■ PROBLEM DETAILS:
Type the listing below out again exactly. No images.

■ SOURCE INFORMATION:

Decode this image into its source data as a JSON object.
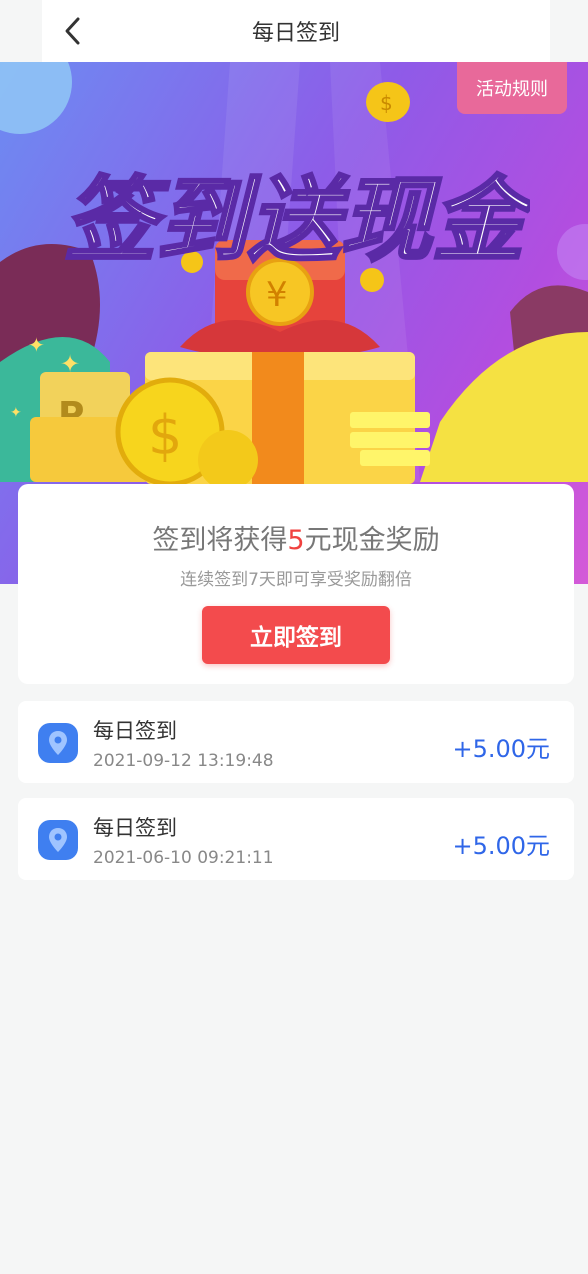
{
  "header": {
    "title": "每日签到",
    "back_icon": "chevron-left-icon"
  },
  "banner": {
    "rules_label": "活动规则",
    "headline": "签到送现金",
    "colors": {
      "bg_start": "#6c8cf2",
      "bg_end": "#d45ad8",
      "accent": "#f34b4d"
    }
  },
  "reward_card": {
    "text_prefix": "签到将获得",
    "amount": "5",
    "text_suffix": "元现金奖励",
    "subtext": "连续签到7天即可享受奖励翻倍",
    "button_label": "立即签到"
  },
  "records": [
    {
      "name": "每日签到",
      "time": "2021-09-12 13:19:48",
      "value": "+5.00元",
      "icon": "location-pin-icon"
    },
    {
      "name": "每日签到",
      "time": "2021-06-10 09:21:11",
      "value": "+5.00元",
      "icon": "location-pin-icon"
    }
  ]
}
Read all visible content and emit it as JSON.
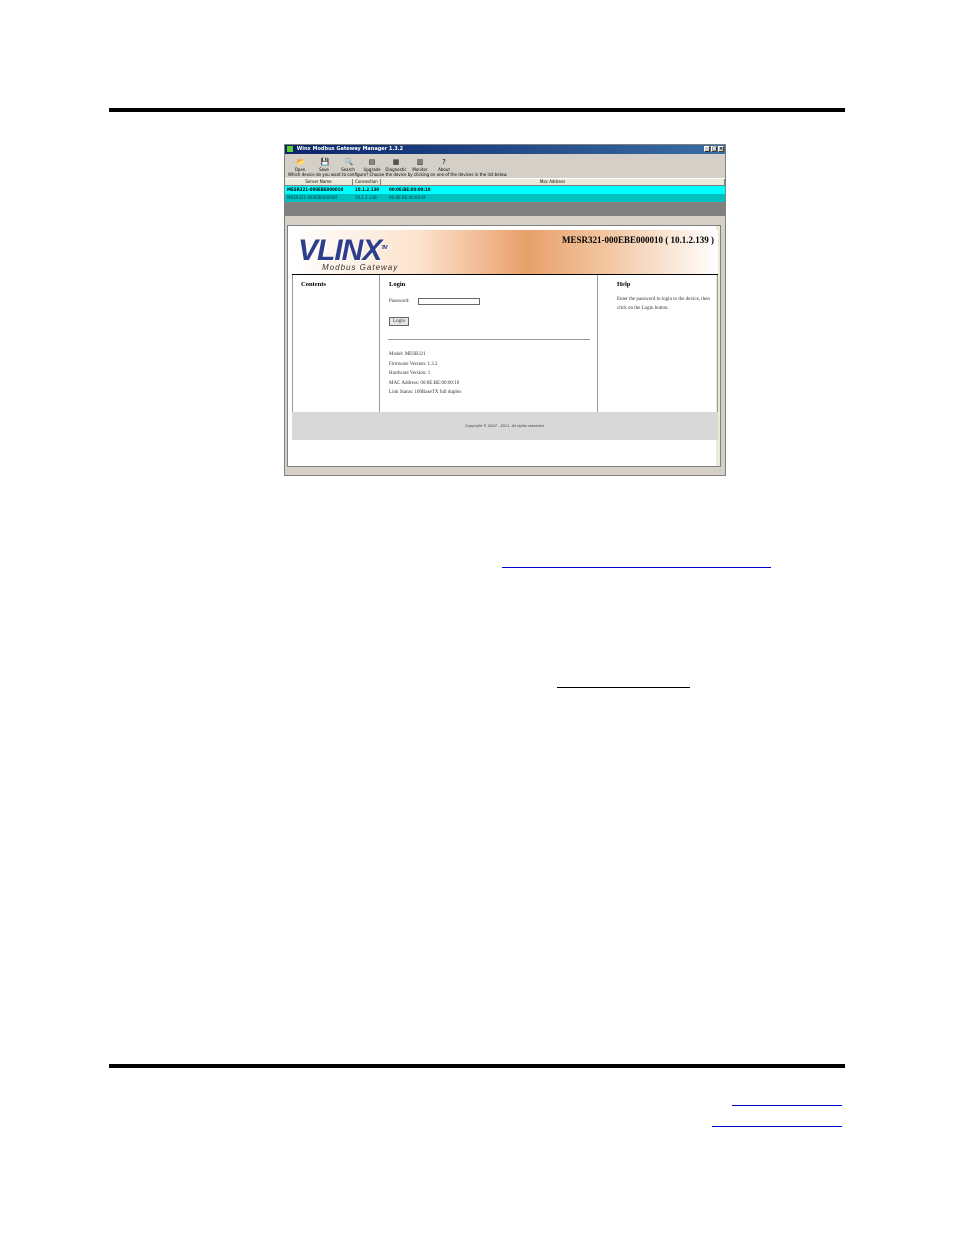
{
  "window": {
    "title": "Winx Modbus Gateway Manager 1.3.2",
    "buttons": [
      "_",
      "□",
      "×"
    ]
  },
  "toolbar": {
    "items": [
      {
        "label": "Open",
        "icon": "folder-open-icon",
        "glyph": "📂"
      },
      {
        "label": "Save",
        "icon": "save-icon",
        "glyph": "💾"
      },
      {
        "label": "Search",
        "icon": "search-icon",
        "glyph": "🔍"
      },
      {
        "label": "Upgrade",
        "icon": "upgrade-icon",
        "glyph": "▤"
      },
      {
        "label": "Diagnostic",
        "icon": "diagnostic-icon",
        "glyph": "▦"
      },
      {
        "label": "Monitor",
        "icon": "monitor-icon",
        "glyph": "▥"
      },
      {
        "label": "About",
        "icon": "help-icon",
        "glyph": "?"
      }
    ]
  },
  "prompt": "Which device do you want to configure? Choose the device by clicking on one of the devices in the list below.",
  "device_list": {
    "columns": [
      "Server Name",
      "Connection",
      "Mac Address"
    ],
    "rows": [
      {
        "name": "MESR321-000EBE000010",
        "connection": "10.1.2.139",
        "mac": "00:0E:BE:00:00:10"
      },
      {
        "name": "MESR321-000EBE00000F",
        "connection": "10.1.2.138",
        "mac": "00:0E:BE:00:00:0F"
      }
    ]
  },
  "web_page": {
    "logo": "VLINX",
    "logo_tm": "TM",
    "logo_subtitle": "Modbus Gateway",
    "device_header": "MESR321-000EBE000010 ( 10.1.2.139 )",
    "contents_title": "Contents",
    "login_title": "Login",
    "password_label": "Password:",
    "login_button": "Login",
    "info": [
      "Model: MESR321",
      "Firmware Version: 1.3.2",
      "Hardware Version: 1",
      "MAC Address: 00:0E:BE:00:00:10",
      "Link Status: 100BaseTX full duplex"
    ],
    "help_title": "Help",
    "help_text": "Enter the password to login to the device, then click on the Login button.",
    "copyright": "Copyright © 2007 - 2011. All rights reserved."
  },
  "colors": {
    "selected_row": "#00ffff",
    "second_row": "#00c0c0",
    "logo": "#2c3e8c"
  }
}
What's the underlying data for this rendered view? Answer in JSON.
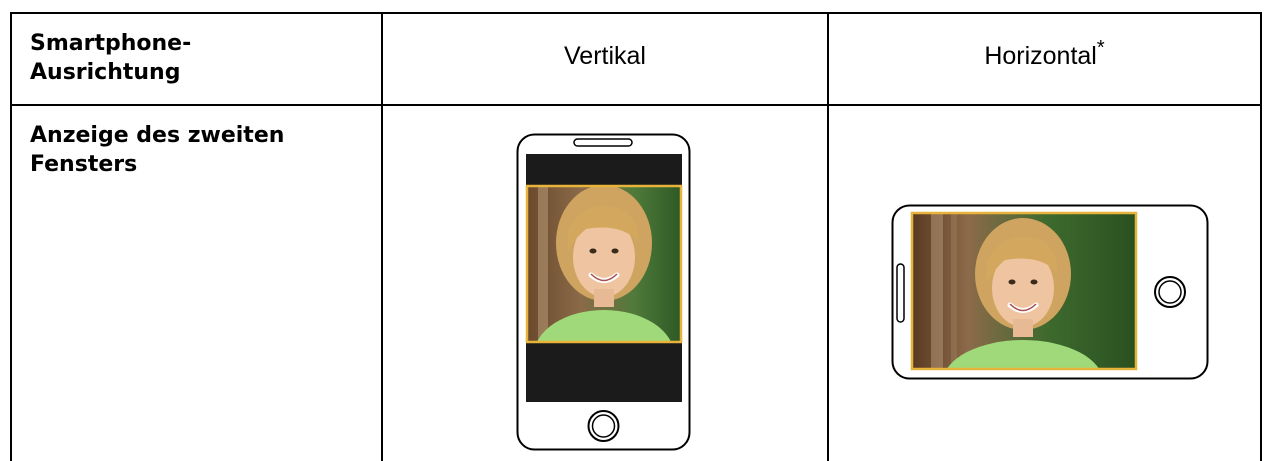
{
  "table": {
    "header": {
      "label_line1": "Smartphone-",
      "label_line2": "Ausrichtung",
      "col_vertical": "Vertikal",
      "col_horizontal": "Horizontal",
      "col_horizontal_footnote": "*"
    },
    "row": {
      "label_line1": "Anzeige des zweiten",
      "label_line2": "Fensters"
    }
  },
  "icons": {
    "vertical_phone": "smartphone-portrait-icon",
    "horizontal_phone": "smartphone-landscape-icon"
  },
  "colors": {
    "frame_highlight": "#e8b33a",
    "phone_outline": "#000000",
    "letterbox": "#1b1b1b",
    "shirt": "#9fd97a"
  }
}
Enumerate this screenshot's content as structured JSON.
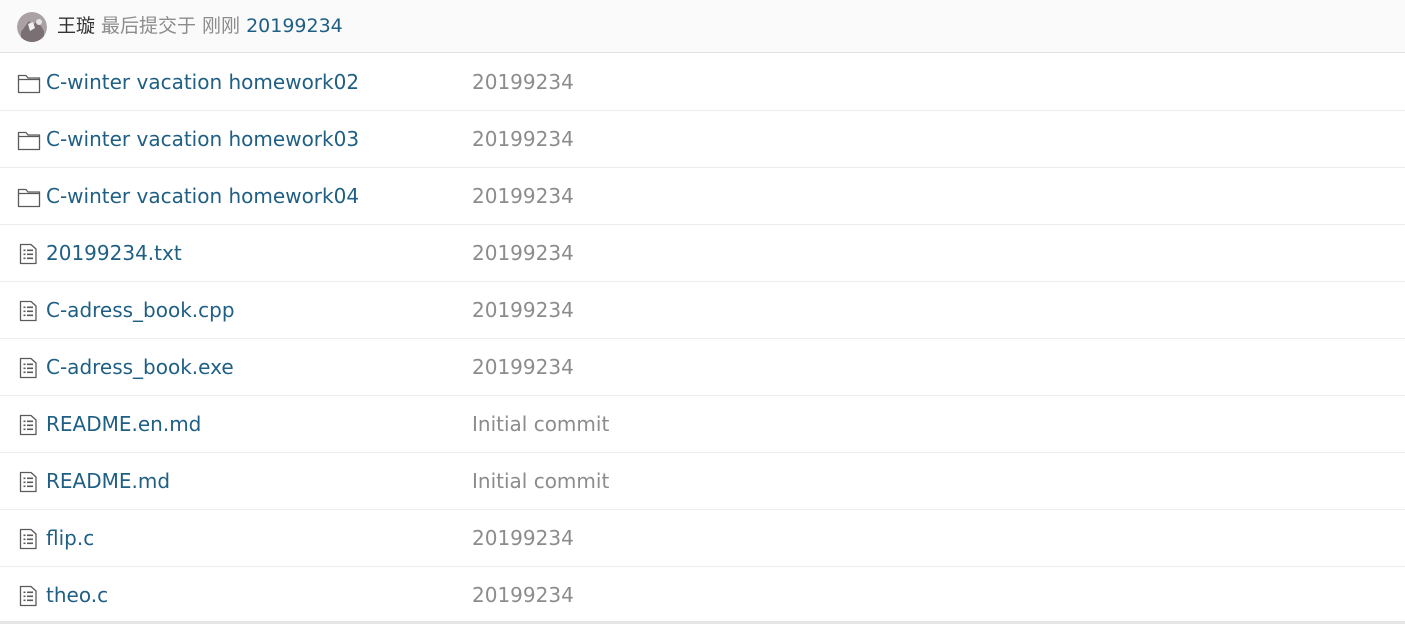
{
  "commit": {
    "author": "王璇",
    "meta_text": "最后提交于 刚刚",
    "commit_id": "20199234"
  },
  "rows": [
    {
      "type": "folder",
      "icon": "folder-icon",
      "name": "C-winter vacation homework02",
      "message": "20199234"
    },
    {
      "type": "folder",
      "icon": "folder-icon",
      "name": "C-winter vacation homework03",
      "message": "20199234"
    },
    {
      "type": "folder",
      "icon": "folder-icon",
      "name": "C-winter vacation homework04",
      "message": "20199234"
    },
    {
      "type": "file",
      "icon": "file-icon",
      "name": "20199234.txt",
      "message": "20199234"
    },
    {
      "type": "file",
      "icon": "file-icon",
      "name": "C-adress_book.cpp",
      "message": "20199234"
    },
    {
      "type": "file",
      "icon": "file-icon",
      "name": "C-adress_book.exe",
      "message": "20199234"
    },
    {
      "type": "file",
      "icon": "file-icon",
      "name": "README.en.md",
      "message": "Initial commit"
    },
    {
      "type": "file",
      "icon": "file-icon",
      "name": "README.md",
      "message": "Initial commit"
    },
    {
      "type": "file",
      "icon": "file-icon",
      "name": "flip.c",
      "message": "20199234"
    },
    {
      "type": "file",
      "icon": "file-icon",
      "name": "theo.c",
      "message": "20199234"
    }
  ],
  "colors": {
    "link": "#1f5f84",
    "muted": "#8c8c8c",
    "icon": "#5a5a5a"
  }
}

■ RESPONSE BOX:
Decode this image into its source data as a JSON object.
{
  "header": {
    "title": "每日签到",
    "back_icon": "chevron-left-icon"
  },
  "banner": {
    "rules_label": "活动规则",
    "headline": "签到送现金",
    "colors": {
      "bg_start": "#6c8cf2",
      "bg_end": "#d45ad8",
      "accent": "#f34b4d"
    }
  },
  "reward_card": {
    "text_prefix": "签到将获得",
    "amount": "5",
    "text_suffix": "元现金奖励",
    "subtext": "连续签到7天即可享受奖励翻倍",
    "button_label": "立即签到"
  },
  "records": [
    {
      "name": "每日签到",
      "time": "2021-09-12 13:19:48",
      "value": "+5.00元",
      "icon": "location-pin-icon"
    },
    {
      "name": "每日签到",
      "time": "2021-06-10 09:21:11",
      "value": "+5.00元",
      "icon": "location-pin-icon"
    }
  ]
}
Read all visible content and emit it as JSON.
{
  "window": {
    "title": "Winx Modbus Gateway Manager 1.3.2",
    "buttons": [
      "_",
      "□",
      "×"
    ]
  },
  "toolbar": {
    "items": [
      {
        "label": "Open",
        "icon": "folder-open-icon",
        "glyph": "📂"
      },
      {
        "label": "Save",
        "icon": "save-icon",
        "glyph": "💾"
      },
      {
        "label": "Search",
        "icon": "search-icon",
        "glyph": "🔍"
      },
      {
        "label": "Upgrade",
        "icon": "upgrade-icon",
        "glyph": "▤"
      },
      {
        "label": "Diagnostic",
        "icon": "diagnostic-icon",
        "glyph": "▦"
      },
      {
        "label": "Monitor",
        "icon": "monitor-icon",
        "glyph": "▥"
      },
      {
        "label": "About",
        "icon": "help-icon",
        "glyph": "?"
      }
    ]
  },
  "prompt": "Which device do you want to configure? Choose the device by clicking on one of the devices in the list below.",
  "device_list": {
    "columns": [
      "Server Name",
      "Connection",
      "Mac Address"
    ],
    "rows": [
      {
        "name": "MESR321-000EBE000010",
        "connection": "10.1.2.139",
        "mac": "00:0E:BE:00:00:10"
      },
      {
        "name": "MESR321-000EBE00000F",
        "connection": "10.1.2.138",
        "mac": "00:0E:BE:00:00:0F"
      }
    ]
  },
  "web_page": {
    "logo": "VLINX",
    "logo_tm": "TM",
    "logo_subtitle": "Modbus Gateway",
    "device_header": "MESR321-000EBE000010 ( 10.1.2.139 )",
    "contents_title": "Contents",
    "login_title": "Login",
    "password_label": "Password:",
    "login_button": "Login",
    "info": [
      "Model: MESR321",
      "Firmware Version: 1.3.2",
      "Hardware Version: 1",
      "MAC Address: 00:0E:BE:00:00:10",
      "Link Status: 100BaseTX full duplex"
    ],
    "help_title": "Help",
    "help_text": "Enter the password to login to the device, then click on the Login button.",
    "copyright": "Copyright © 2007 - 2011. All rights reserved."
  },
  "colors": {
    "selected_row": "#00ffff",
    "second_row": "#00c0c0",
    "logo": "#2c3e8c"
  }
}
What's the underlying data for this rendered view? Answer in JSON.
{
  "table": {
    "header": {
      "label_line1": "Smartphone-",
      "label_line2": "Ausrichtung",
      "col_vertical": "Vertikal",
      "col_horizontal": "Horizontal",
      "col_horizontal_footnote": "*"
    },
    "row": {
      "label_line1": "Anzeige des zweiten",
      "label_line2": "Fensters"
    }
  },
  "icons": {
    "vertical_phone": "smartphone-portrait-icon",
    "horizontal_phone": "smartphone-landscape-icon"
  },
  "colors": {
    "frame_highlight": "#e8b33a",
    "phone_outline": "#000000",
    "letterbox": "#1b1b1b",
    "shirt": "#9fd97a"
  }
}
Enumerate this screenshot's content as structured JSON.
{
  "commit": {
    "author": "王璇",
    "meta_text": "最后提交于 刚刚",
    "commit_id": "20199234"
  },
  "rows": [
    {
      "type": "folder",
      "icon": "folder-icon",
      "name": "C-winter vacation homework02",
      "message": "20199234"
    },
    {
      "type": "folder",
      "icon": "folder-icon",
      "name": "C-winter vacation homework03",
      "message": "20199234"
    },
    {
      "type": "folder",
      "icon": "folder-icon",
      "name": "C-winter vacation homework04",
      "message": "20199234"
    },
    {
      "type": "file",
      "icon": "file-icon",
      "name": "20199234.txt",
      "message": "20199234"
    },
    {
      "type": "file",
      "icon": "file-icon",
      "name": "C-adress_book.cpp",
      "message": "20199234"
    },
    {
      "type": "file",
      "icon": "file-icon",
      "name": "C-adress_book.exe",
      "message": "20199234"
    },
    {
      "type": "file",
      "icon": "file-icon",
      "name": "README.en.md",
      "message": "Initial commit"
    },
    {
      "type": "file",
      "icon": "file-icon",
      "name": "README.md",
      "message": "Initial commit"
    },
    {
      "type": "file",
      "icon": "file-icon",
      "name": "flip.c",
      "message": "20199234"
    },
    {
      "type": "file",
      "icon": "file-icon",
      "name": "theo.c",
      "message": "20199234"
    }
  ],
  "colors": {
    "link": "#1f5f84",
    "muted": "#8c8c8c",
    "icon": "#5a5a5a"
  }
}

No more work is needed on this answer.